The undisputed Old World leader in marijuana research, Israel’s plans to become the official cannabis dealer to the whole world are slowly becoming a tangible reality.
Last year, government ministers from health, public safety and (of course) trade gave initial approval to a plan that would see the country start exporting medical marijuana—the only country in the world to do so. Canada is currently the only other country with cannabis production sanctioned by the national government, but there is currently no international market for marijuana not handled by people with intimidating Instagram feeds.
Shipping marijuana around the world will require some cooperation from other countries—such as the United States, which has to date insisted loudly and stridently that states obey a 1961 United Nations convention that happens to ban such activities—but there’s also more domestic hurdles to clear.
As Reuters reported on Monday, a government committee signed off on the plan over the weekend. This step now means months of debate in the Knesset (Israel’s unicameral parliament) before any Israeli-grown marijuana can be crated up and sold.
To whom will Israel ship government-sanctioned weed? We still don’t know, though officials in December indicated that there are interested parties in “dozens of countries.” But in the meantime, Israel may want to be an importer. Demand for medical cannabis, for the country’s 23,000 to 25,000 patients as well as an increasing number of researchers, is far outstripping supply.
With such limits, the domestic market for cannabis in Israel is estimated at $20 million “at the most,” Reuters reported. If overseas sales were allowed, cannabis could be a market of up to $250 million, according to reports from last year.

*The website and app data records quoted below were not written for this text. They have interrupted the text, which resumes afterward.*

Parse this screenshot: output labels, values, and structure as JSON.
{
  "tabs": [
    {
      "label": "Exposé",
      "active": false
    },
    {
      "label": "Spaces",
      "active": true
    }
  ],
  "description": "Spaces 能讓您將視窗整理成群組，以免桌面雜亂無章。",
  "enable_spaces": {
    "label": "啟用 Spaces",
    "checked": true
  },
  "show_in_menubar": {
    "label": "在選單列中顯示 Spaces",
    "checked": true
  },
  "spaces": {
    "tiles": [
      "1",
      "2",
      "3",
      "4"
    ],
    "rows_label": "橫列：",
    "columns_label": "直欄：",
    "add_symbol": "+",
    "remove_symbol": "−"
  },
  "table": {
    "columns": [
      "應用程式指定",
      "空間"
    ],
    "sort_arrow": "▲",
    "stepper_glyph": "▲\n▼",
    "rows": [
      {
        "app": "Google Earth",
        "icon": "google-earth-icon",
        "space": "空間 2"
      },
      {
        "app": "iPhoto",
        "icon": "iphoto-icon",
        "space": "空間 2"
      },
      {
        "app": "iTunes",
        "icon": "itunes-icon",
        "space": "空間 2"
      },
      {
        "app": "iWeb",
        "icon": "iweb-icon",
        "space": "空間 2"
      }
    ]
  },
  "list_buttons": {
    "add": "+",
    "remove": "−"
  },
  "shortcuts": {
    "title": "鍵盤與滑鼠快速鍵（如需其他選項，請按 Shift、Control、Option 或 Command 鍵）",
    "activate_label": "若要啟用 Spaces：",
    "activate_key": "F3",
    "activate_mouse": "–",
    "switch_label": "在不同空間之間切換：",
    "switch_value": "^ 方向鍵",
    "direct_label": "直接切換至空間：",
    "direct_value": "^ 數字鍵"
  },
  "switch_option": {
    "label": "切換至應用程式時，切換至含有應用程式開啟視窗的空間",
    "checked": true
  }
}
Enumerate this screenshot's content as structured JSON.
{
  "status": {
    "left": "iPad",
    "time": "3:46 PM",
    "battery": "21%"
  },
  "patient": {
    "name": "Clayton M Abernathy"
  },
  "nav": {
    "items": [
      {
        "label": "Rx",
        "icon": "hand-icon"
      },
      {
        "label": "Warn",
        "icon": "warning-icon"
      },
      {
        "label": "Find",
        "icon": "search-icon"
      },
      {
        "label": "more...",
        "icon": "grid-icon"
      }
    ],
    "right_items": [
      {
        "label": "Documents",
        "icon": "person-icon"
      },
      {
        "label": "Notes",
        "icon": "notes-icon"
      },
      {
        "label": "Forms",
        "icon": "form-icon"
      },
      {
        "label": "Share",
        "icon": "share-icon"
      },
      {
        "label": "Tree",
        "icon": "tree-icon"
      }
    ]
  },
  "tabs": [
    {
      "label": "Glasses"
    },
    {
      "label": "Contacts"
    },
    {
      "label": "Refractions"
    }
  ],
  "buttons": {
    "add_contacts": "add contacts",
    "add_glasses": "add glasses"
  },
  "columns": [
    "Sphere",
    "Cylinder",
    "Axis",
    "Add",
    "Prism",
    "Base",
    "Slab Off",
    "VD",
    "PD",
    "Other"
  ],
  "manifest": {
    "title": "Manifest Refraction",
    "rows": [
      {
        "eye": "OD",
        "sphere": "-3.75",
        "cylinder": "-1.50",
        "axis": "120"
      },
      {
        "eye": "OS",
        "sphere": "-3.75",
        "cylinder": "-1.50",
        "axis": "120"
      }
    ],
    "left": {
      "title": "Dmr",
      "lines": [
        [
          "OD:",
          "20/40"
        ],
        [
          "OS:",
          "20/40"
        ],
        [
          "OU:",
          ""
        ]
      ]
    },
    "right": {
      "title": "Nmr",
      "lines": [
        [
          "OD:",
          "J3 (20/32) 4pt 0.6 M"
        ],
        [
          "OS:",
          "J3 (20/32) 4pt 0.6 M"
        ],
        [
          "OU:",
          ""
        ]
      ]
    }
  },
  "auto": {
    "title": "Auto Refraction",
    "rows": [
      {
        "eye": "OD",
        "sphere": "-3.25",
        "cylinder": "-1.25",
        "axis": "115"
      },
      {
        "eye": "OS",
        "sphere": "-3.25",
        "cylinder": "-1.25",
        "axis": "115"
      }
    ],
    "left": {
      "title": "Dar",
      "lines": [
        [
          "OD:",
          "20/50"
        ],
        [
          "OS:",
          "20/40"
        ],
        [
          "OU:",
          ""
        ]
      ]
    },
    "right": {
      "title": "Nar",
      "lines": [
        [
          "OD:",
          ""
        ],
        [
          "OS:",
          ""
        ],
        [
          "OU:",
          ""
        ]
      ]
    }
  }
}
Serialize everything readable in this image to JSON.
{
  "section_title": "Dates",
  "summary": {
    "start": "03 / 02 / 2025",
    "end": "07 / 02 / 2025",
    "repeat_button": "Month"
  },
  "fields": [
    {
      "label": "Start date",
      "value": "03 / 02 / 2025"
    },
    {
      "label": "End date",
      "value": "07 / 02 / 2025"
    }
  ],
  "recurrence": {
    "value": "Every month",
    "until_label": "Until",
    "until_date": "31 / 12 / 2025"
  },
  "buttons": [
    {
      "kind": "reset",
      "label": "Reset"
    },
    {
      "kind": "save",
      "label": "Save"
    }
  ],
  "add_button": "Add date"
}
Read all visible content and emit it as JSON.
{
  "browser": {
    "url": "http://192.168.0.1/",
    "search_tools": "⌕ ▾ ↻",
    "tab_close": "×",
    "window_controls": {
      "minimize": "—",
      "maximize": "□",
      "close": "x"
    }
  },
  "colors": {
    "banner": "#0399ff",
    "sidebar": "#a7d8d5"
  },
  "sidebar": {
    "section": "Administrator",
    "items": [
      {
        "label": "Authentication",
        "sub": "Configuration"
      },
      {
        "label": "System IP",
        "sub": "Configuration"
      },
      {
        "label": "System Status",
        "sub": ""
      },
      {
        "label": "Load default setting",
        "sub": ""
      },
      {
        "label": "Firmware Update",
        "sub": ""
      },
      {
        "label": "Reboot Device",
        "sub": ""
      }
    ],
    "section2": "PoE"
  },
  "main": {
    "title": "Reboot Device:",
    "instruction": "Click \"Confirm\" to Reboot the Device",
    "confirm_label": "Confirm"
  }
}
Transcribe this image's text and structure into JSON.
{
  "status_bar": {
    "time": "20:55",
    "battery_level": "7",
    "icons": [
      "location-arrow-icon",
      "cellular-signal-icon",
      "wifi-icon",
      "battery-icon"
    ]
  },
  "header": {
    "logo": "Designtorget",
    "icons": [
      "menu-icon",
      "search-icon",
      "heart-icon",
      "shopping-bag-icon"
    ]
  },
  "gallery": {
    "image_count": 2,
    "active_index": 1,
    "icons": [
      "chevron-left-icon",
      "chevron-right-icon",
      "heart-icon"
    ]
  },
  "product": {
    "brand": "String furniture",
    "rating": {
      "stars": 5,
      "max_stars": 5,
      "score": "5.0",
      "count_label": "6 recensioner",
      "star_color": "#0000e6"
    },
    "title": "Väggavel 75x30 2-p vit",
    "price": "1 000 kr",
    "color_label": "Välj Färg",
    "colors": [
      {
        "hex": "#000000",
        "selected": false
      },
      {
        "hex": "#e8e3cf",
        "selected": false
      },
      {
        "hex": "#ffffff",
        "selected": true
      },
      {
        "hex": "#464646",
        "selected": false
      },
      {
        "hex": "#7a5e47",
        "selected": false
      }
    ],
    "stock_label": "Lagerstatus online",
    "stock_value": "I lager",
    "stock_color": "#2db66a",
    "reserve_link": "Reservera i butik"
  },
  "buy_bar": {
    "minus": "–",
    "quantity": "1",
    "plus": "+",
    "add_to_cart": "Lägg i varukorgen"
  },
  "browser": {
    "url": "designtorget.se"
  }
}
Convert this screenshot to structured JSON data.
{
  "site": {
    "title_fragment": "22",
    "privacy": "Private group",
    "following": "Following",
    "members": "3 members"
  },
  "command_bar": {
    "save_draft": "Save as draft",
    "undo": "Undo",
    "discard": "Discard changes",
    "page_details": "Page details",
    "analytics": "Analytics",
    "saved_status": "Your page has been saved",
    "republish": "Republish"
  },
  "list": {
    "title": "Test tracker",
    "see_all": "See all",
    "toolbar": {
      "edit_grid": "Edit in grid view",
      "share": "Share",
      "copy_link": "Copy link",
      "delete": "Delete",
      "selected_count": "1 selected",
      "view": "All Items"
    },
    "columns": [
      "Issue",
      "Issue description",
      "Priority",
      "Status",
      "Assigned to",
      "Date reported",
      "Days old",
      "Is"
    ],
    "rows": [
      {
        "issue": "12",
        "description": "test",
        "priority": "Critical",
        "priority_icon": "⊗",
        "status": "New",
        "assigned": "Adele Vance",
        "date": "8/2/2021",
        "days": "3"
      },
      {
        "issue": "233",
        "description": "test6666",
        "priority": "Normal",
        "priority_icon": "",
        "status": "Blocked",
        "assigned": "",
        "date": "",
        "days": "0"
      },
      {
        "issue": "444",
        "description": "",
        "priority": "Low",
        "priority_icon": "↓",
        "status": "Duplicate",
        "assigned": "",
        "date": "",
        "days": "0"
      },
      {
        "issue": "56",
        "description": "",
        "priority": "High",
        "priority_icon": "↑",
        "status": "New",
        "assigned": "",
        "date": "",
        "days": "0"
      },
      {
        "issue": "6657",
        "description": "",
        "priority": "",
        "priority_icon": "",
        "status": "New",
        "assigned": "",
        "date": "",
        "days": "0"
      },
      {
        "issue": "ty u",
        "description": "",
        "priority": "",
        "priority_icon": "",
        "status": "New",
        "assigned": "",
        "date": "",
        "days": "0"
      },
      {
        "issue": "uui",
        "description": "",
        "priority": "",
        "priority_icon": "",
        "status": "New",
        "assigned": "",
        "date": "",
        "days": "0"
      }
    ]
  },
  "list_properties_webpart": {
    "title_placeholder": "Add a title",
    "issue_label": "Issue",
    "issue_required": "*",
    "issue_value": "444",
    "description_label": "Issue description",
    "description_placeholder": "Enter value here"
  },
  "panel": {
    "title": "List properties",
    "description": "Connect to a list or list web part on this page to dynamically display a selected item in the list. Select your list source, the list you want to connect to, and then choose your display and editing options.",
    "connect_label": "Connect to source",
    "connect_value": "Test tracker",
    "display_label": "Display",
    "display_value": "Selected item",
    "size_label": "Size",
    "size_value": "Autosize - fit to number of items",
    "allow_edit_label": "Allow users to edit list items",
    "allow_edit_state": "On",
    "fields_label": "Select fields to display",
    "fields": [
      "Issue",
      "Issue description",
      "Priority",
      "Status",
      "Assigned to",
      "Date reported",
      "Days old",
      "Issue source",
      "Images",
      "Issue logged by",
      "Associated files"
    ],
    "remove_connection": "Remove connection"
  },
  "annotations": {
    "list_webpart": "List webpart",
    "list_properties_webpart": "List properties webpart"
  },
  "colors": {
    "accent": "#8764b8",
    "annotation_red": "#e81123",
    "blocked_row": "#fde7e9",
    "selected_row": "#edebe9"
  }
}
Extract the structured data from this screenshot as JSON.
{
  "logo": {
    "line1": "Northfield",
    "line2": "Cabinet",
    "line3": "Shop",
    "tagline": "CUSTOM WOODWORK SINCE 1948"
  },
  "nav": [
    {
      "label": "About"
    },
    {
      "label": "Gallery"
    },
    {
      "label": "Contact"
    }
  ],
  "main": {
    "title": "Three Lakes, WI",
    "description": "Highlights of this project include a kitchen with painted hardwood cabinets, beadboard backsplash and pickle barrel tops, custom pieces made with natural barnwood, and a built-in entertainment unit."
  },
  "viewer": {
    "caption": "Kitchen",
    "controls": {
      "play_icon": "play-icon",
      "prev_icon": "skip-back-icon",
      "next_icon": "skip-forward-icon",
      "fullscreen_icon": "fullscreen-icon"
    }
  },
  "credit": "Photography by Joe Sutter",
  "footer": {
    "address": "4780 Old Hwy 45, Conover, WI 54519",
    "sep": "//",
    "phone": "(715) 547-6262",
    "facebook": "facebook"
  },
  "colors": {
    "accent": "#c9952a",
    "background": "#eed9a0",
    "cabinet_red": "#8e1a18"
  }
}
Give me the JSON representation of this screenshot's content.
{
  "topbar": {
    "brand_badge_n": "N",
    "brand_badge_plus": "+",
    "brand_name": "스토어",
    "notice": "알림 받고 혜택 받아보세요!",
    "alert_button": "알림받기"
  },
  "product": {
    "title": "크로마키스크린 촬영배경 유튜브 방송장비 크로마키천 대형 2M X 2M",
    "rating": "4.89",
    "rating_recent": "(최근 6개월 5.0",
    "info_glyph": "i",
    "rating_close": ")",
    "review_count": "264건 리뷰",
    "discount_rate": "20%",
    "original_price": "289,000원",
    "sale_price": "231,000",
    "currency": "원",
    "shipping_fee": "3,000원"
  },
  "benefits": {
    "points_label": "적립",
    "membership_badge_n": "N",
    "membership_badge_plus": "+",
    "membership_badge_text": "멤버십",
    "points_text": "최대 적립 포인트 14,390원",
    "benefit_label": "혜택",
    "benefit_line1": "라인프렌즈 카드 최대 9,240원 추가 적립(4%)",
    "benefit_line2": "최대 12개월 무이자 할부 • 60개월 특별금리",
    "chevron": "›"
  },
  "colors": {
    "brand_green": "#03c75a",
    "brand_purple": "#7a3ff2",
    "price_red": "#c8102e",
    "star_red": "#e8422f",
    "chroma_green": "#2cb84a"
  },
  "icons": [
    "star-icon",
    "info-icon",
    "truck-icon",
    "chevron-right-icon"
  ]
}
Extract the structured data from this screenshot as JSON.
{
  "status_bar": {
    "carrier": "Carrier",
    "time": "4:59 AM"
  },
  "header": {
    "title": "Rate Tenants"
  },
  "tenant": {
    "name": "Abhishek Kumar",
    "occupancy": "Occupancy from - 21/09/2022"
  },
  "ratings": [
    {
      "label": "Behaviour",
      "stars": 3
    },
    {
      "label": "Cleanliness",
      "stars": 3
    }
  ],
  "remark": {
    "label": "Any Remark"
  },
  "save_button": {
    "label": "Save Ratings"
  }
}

In the meantime, Israel is still attracting plenty of investment. About 50 companies have attracted $100 million in overseas capital, according to Reuters, leading to inventions like the world’s first marijuana inhaler. If you sell it—and Israel can—it is no dream.